Bolton dismissed arguments that the move would harm U.S. efforts to foster peace negotiations between Israel and the Palestinians, telling lawmakers the United States must assert its full support for Israel's sovereignty over Jerusalem, which the Palestinians also claim as the capital of their future state.
"Would not adversely effect negotiations over Jerusalem’s final status or the broader Middle East peace process," Bolton said. "Nor would it impair our diplomatic relations among predominately Arab or Muslims nations. In fact, by its honest recognition of reality, shifting the embassy would have an overall positive impact for U.S. diplomatic efforts."
Many of the arguments against moving the embassy are meant to undermine Israel's legitimacy and "deny to Israel the acknowledgement that it is a legitimate state with a legitimate capital."
Bolton, as well as the other witnesses, noted that the United States maintains embassies in several contested capital cities across the globe and has only singled out Israel for special treatment.
"If the peace process is such a delicate snowflake that moving our embassy would destroy it, you have to ask what its viability is to begin with," Bolton said.
Rep. Ron DeSantis (R., Fla.), chair of the House Oversight Committee's national security subcommittee and organizer of the hearing, said U.S.-Israel relations are being harmed by government's refusal to uphold a 1995 law mandating that the U.S. embassy in Israel be moved from Tel Aviv.
"Jerusalem has been the capital of the Jewish people for thousands of years and is the beating heart of the modern Israel," DeSantis said. "Why should we reject the chosen capital city of a close ally."
"Leaders in the Middle East respect a strong horse, and acting with decisiveness to defend American interests and to stand by a close ally is far more preferable to defaulting on a key promise like past leaders have done," DeSantis said.
The Trump administration could take "incremental steps" toward moving the U.S. embassy and recognizing Jerusalem as Israel’s capital.
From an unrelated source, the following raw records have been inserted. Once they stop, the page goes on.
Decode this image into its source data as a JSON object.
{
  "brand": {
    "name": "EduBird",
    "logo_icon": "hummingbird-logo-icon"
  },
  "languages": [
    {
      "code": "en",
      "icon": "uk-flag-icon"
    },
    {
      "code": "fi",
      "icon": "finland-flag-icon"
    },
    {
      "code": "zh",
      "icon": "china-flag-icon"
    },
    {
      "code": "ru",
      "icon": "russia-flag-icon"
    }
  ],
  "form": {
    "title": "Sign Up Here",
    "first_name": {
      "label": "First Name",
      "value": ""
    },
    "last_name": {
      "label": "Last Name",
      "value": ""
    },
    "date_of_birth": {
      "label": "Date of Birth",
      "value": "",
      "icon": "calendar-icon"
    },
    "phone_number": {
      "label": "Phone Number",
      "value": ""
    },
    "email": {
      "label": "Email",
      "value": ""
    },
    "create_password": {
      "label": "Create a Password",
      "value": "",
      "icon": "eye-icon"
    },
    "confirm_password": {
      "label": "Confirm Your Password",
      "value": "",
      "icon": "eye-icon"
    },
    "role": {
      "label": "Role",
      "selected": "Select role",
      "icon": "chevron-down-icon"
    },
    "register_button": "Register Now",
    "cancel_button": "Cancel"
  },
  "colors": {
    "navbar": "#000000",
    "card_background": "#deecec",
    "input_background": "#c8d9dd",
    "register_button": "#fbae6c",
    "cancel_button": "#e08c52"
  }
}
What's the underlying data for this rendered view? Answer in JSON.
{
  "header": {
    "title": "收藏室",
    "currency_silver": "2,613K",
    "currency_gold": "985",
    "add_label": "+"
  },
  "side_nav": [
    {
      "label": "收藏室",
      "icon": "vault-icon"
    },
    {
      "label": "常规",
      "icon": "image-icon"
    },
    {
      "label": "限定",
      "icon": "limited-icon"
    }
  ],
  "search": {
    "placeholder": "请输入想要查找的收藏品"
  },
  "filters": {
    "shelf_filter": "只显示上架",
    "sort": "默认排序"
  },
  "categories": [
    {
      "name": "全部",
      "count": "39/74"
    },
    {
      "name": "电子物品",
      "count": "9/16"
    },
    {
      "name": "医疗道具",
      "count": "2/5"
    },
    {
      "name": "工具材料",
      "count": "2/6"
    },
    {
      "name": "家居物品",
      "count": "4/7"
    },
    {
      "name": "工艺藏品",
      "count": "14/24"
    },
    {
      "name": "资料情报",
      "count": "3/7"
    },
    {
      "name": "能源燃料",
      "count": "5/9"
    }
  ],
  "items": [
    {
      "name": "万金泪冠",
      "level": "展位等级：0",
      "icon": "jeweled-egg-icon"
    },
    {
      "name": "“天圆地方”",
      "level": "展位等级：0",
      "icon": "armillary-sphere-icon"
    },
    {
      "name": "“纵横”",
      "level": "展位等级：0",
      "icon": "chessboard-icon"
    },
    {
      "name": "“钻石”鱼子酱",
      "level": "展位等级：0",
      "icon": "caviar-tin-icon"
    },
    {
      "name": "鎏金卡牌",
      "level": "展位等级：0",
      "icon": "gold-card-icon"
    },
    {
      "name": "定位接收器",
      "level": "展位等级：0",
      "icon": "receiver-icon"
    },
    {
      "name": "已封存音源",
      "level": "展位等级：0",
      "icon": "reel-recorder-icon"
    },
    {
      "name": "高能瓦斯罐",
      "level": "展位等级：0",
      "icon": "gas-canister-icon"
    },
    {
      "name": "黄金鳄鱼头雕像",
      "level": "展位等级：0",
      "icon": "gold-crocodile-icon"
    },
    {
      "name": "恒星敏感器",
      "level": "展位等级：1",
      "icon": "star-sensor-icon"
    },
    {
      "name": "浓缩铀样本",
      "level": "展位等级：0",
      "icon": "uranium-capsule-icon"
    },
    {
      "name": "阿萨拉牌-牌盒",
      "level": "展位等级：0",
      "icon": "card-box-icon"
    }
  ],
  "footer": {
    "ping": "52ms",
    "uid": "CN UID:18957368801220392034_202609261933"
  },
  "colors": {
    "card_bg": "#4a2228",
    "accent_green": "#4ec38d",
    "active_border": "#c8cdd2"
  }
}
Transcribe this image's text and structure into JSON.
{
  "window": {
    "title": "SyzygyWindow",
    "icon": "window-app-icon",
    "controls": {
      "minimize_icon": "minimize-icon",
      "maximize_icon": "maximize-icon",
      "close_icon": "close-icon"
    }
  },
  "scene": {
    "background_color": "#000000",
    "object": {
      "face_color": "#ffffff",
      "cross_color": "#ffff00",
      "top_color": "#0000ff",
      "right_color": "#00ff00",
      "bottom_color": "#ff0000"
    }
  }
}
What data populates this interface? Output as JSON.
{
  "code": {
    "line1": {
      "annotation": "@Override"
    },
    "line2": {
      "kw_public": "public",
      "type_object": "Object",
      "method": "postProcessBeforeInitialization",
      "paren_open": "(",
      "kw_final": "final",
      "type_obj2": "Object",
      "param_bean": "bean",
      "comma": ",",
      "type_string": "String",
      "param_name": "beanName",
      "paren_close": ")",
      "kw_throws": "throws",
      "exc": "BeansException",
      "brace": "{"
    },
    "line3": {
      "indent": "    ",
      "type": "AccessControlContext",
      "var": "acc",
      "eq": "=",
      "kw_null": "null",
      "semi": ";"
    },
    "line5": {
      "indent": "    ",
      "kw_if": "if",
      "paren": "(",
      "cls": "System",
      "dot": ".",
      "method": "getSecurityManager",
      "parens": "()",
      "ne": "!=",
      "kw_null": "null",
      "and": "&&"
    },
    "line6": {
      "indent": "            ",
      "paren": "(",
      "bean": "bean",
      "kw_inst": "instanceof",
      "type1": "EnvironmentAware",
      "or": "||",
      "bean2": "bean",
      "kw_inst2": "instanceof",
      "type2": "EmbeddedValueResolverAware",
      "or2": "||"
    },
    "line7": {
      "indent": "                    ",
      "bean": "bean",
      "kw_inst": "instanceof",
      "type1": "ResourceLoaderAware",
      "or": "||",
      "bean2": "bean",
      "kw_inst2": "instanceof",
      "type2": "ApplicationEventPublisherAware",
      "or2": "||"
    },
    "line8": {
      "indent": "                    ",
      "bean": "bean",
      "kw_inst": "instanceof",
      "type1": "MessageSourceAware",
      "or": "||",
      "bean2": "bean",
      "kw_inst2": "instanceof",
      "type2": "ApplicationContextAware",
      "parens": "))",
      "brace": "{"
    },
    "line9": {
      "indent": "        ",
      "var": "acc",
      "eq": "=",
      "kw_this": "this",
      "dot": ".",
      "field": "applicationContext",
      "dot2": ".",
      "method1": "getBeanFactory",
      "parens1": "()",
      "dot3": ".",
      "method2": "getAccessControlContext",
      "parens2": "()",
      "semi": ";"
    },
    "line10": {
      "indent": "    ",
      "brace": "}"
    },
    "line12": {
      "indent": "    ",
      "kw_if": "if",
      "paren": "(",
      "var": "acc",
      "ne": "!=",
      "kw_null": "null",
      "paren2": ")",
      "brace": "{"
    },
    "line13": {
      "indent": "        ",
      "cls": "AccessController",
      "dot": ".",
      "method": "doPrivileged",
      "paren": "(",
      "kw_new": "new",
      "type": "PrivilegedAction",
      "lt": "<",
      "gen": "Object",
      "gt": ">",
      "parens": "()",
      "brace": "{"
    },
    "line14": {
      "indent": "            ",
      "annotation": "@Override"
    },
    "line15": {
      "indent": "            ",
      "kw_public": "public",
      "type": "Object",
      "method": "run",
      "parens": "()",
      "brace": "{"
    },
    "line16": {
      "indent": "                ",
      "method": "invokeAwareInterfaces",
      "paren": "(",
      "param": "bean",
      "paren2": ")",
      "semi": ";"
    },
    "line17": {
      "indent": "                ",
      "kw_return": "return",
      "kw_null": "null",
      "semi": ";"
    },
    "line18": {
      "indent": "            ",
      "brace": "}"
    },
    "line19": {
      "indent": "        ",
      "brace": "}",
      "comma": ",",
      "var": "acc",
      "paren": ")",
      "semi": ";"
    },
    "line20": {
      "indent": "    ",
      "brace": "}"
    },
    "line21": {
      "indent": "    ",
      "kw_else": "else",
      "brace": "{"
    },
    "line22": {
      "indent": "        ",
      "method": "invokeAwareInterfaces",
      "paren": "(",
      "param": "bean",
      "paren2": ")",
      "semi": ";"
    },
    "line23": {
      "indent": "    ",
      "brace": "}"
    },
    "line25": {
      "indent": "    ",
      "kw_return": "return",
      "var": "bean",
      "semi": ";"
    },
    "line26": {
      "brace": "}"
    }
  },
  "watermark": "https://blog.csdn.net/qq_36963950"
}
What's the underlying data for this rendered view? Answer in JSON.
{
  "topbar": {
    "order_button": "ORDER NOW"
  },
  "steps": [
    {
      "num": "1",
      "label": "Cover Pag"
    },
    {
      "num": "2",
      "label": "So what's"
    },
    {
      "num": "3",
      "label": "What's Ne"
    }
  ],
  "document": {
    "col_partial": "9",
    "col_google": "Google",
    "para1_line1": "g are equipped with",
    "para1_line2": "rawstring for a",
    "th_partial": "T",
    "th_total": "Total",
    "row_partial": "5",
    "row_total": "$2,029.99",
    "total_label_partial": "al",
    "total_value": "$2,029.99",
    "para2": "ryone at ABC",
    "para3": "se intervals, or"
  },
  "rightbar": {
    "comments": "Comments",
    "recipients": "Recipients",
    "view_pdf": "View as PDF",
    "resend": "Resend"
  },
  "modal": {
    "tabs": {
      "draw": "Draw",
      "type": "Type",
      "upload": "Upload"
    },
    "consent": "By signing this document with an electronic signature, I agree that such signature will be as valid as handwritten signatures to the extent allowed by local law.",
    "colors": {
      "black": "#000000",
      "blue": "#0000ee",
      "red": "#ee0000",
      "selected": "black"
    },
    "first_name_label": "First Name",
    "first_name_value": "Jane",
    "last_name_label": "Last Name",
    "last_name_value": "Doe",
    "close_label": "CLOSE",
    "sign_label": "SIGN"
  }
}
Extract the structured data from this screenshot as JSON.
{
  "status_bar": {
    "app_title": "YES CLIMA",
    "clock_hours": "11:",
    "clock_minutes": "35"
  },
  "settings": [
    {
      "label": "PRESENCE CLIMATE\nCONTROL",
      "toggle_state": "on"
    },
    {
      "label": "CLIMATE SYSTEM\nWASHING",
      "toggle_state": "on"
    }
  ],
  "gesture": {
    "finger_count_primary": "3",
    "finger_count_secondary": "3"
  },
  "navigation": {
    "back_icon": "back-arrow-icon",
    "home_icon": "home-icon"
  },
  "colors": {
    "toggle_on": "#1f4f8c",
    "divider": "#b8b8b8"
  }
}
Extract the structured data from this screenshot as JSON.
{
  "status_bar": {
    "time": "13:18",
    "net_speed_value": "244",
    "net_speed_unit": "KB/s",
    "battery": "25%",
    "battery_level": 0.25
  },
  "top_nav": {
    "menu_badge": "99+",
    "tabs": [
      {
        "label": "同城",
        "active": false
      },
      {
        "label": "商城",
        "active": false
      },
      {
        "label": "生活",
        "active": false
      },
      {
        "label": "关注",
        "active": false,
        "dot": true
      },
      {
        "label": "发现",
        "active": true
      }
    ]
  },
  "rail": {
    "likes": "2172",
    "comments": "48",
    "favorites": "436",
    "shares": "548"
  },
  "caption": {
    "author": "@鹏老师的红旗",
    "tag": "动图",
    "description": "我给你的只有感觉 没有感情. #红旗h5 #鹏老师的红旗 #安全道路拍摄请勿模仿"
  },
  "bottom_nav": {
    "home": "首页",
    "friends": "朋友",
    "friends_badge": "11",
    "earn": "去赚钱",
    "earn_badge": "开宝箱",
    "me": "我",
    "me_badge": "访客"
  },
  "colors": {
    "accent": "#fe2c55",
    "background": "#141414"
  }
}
This includes permitted U.S. citizens born in the holy city to list "Jerusalem, Israel" as their birthplace.
U.S. law currently bars the State Department from listing "Jerusalem, Israel" on passports.
Morton Klein, president of the Zionist Organization of America, argued the United States is caving to terrorist demands by refusing to relocate the embassy.
"Delaying implementation sends the message that Islamist threats and terrorism work," Klein said. "But moving the embassy will strengthen American security," and send a message that the United States "will not, dare not, be intimidated by appeasing radical Islamic threats."
Ambassador Dore Gold, who has served several high-level positions in the Israeli government over the years, noted that Israel has done more than any past regime to ensure religious freedom in Jerusalem and protect the city’s holy sites.
"Jerusalem before was a mess," Gold said. Israel has to protect Jerusalem for "all peoples and all faiths."
"Only a free and democratic Israel will protect the holy sites of all the great faiths in Jerusalem," he said.